A chemical imaging sensor is a semiconductor device that can visualize the pH distribution in a solution. In the conventional constant-bias method, in which a photocurrent map is converted into a pH image, the measurable range of pH values is rather limited and the result is interfered by the impedance of the solution. In this study, a novel method of data acquisition and image construction is proposed, which can measure a larger pH change without interference of the impedance.

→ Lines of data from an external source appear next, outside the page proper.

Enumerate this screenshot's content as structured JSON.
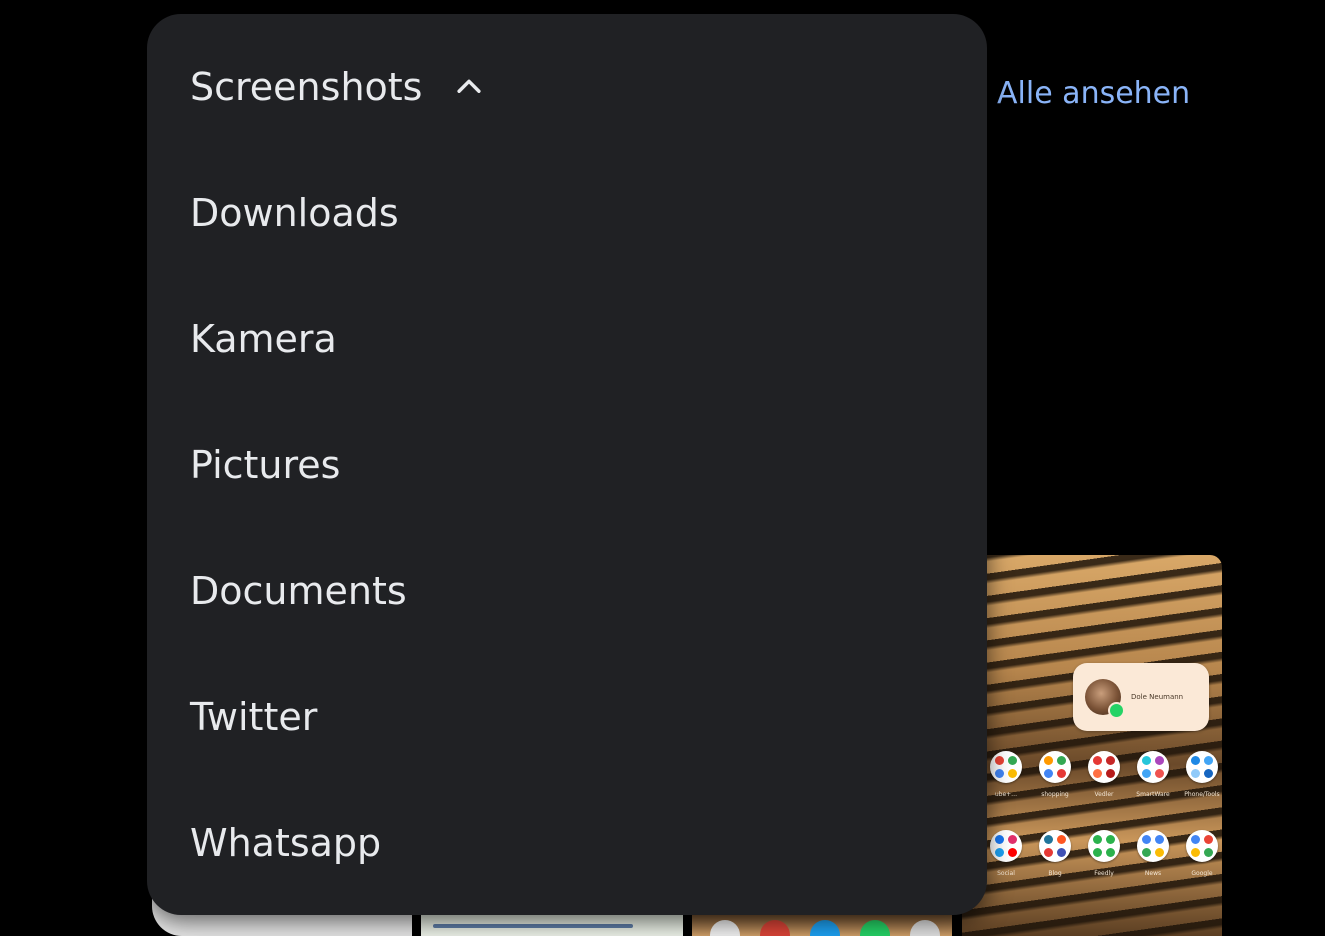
{
  "see_all": {
    "label": "Alle ansehen"
  },
  "folder_menu": {
    "selected": "Screenshots",
    "items": [
      {
        "label": "Downloads"
      },
      {
        "label": "Kamera"
      },
      {
        "label": "Pictures"
      },
      {
        "label": "Documents"
      },
      {
        "label": "Twitter"
      },
      {
        "label": "Whatsapp"
      }
    ]
  },
  "thumbnail_home": {
    "contact_name": "Dole Neumann",
    "row1": [
      {
        "label": "ube+…",
        "colors": [
          "#ea4335",
          "#34a853",
          "#4285f4",
          "#fbbc05"
        ]
      },
      {
        "label": "shopping",
        "colors": [
          "#ff9900",
          "#34a853",
          "#4285f4",
          "#e53935"
        ]
      },
      {
        "label": "Vedler",
        "colors": [
          "#e53935",
          "#c62828",
          "#ff7043",
          "#b71c1c"
        ]
      },
      {
        "label": "SmartWare",
        "colors": [
          "#26c6da",
          "#ab47bc",
          "#42a5f5",
          "#ef5350"
        ]
      },
      {
        "label": "Phone/Tools",
        "colors": [
          "#1e88e5",
          "#42a5f5",
          "#90caf9",
          "#1565c0"
        ]
      }
    ],
    "row2": [
      {
        "label": "Social",
        "colors": [
          "#1877f2",
          "#e1306c",
          "#1da1f2",
          "#ff0000"
        ]
      },
      {
        "label": "Blog",
        "colors": [
          "#21759b",
          "#ff5722",
          "#e53935",
          "#3f51b5"
        ]
      },
      {
        "label": "Feedly",
        "colors": [
          "#2bb24c",
          "#2bb24c",
          "#2bb24c",
          "#2bb24c"
        ]
      },
      {
        "label": "News",
        "colors": [
          "#4285f4",
          "#4285f4",
          "#34a853",
          "#fbbc05"
        ]
      },
      {
        "label": "Google",
        "colors": [
          "#4285f4",
          "#ea4335",
          "#fbbc05",
          "#34a853"
        ]
      }
    ]
  },
  "colors": {
    "menu_background": "#202124",
    "menu_text": "#e8eaed",
    "link": "#8ab4f8",
    "page_background": "#000000"
  }
}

A small Devanathan-Stachurski cell was newly designed to ascertain the hydrogen absorption behavior into re-sulfurized carbon steel during pitting corrosion. In 0.1 M NaCl (pH 5.5), a pit was generated on a small area with MnS inclusions, the current of hydrogen permeation current increased sharply when the solution (capillary) was placed on the steel surface, and the current density returned to the background after the capillary was removed. On the other hand, no pitting was observed on the area without the inclusions, and no permeation current was also observed. The time variation of the permeation current density was measured in 0.1 M NaCl (pH 2.0) and boric-borate buffer with 1 mM NaCl (pH 5.5) solutions. The permeation current from a small area with MnS inclusions was large compared with that of an area without the inclusions. After the experiments, a deep pit was generated on the surface with the inclusions. MnS inclusions were likely to accelerate the steel dissolution and the hydrogen absorption into the steel.
The HLP (High-strength Line Pipe) Research Committee in the Iron and Steel Institute of Japan (ISIJ) has investigated the major issues of line pipes from the viewpoints of corrosion and fracture. Fitness-For-Purpose (FFP) evaluations for Hydrogen Induced Cracking (HIC) have been the subject of considerable study in recent years. FFP is the idea that appropriate materials are chosen depending on the severity of the use environment. Therefore, it is possible that the applicable range of material strength and the flexibility of manufacturing can be expanded by establishing the FFP evaluation approach. This paper reviews the recent activities of the HLP Corrosion Working Group during the past few years. The current status of the conventional HIC test method and FFP HIC evaluation methods were overviewed. Based on the results of a variety of experiments, the HLP Research Committee proposed a HIC test solution for FFP evaluations in the NACE Task Group. The proposed solution is a highly concentrated acetate buffer solution that is 5%NaCl+0.93N−(CH3COOH+CH3COONa), and is expected to be adopted as the optional solution in NACE TM0284. The solution displayed an excellent pH buffering capacity during a long-term HIC test in comparison with the conventional HIC test solutions. The corrosion rate and hydrogen permeation behavior of the steel specimen in the solution were similar to those in the conventional solutions.